A high school English teacher quizzed us over comma usage. I hated it. It’s a comma that appears in a list, or to address someone or to separate a clause. WHY DOES IT HAVE A NAME? And that was mostly my take on grammar — I understood it but could not explain it.
Five years later I transferred from Community College to the University three hours away from home, and while working at the school paper I heard a lot of discussion on grammar. To make matters more interesting, our editor in chief was an English — not journalism — major, and had many anti-oxford comma opinions. The more reading and practicing I did, the more I realized that not only does AP style not use it, but it’s obsolete in almost all usages. By teaching one to mindlessly use an oxford comma in a list, you aren’t promoting critical thinking. Yet if one is taught to not use the oxford comma, then his or her standard test scores will be lower — a true example of what we teach, verses what we should.

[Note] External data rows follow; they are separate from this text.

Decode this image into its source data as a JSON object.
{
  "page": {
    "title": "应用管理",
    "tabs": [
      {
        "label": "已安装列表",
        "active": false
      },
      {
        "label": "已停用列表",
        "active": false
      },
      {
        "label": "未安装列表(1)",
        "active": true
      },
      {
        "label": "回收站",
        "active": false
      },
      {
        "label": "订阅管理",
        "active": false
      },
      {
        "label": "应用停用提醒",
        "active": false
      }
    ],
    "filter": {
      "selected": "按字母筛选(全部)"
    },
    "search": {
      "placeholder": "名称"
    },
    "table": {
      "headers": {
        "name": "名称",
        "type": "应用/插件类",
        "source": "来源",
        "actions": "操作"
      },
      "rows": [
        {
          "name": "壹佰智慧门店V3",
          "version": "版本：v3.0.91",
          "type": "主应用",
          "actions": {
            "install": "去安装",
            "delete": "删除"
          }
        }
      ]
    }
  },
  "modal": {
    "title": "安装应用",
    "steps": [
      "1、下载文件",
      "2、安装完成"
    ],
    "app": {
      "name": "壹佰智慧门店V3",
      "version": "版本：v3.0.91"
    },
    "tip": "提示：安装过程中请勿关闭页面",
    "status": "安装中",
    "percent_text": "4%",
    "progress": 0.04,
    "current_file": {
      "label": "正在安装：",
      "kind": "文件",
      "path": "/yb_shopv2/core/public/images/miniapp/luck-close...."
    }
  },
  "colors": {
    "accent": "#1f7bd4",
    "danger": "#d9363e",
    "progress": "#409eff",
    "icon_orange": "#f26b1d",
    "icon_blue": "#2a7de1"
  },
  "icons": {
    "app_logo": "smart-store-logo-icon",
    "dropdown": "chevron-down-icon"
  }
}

That story probably says more about me than a summary could. Not only have you learned that I was a transfer — two grueling years before beginning a journalism degree, ugh — but I’ve learned to question everything. It’s made me a budding feminist — for gender equality, not female hierarchy, brought me to progressive belief in my Catholic faith and even to admit that yes, some complex lists do need the oxford.
And speaking of AP rules, this contains multiple em dashes, as my copy-editor accomplice has taught me thou shalt never use parenthesis. You’re welcome, Danae.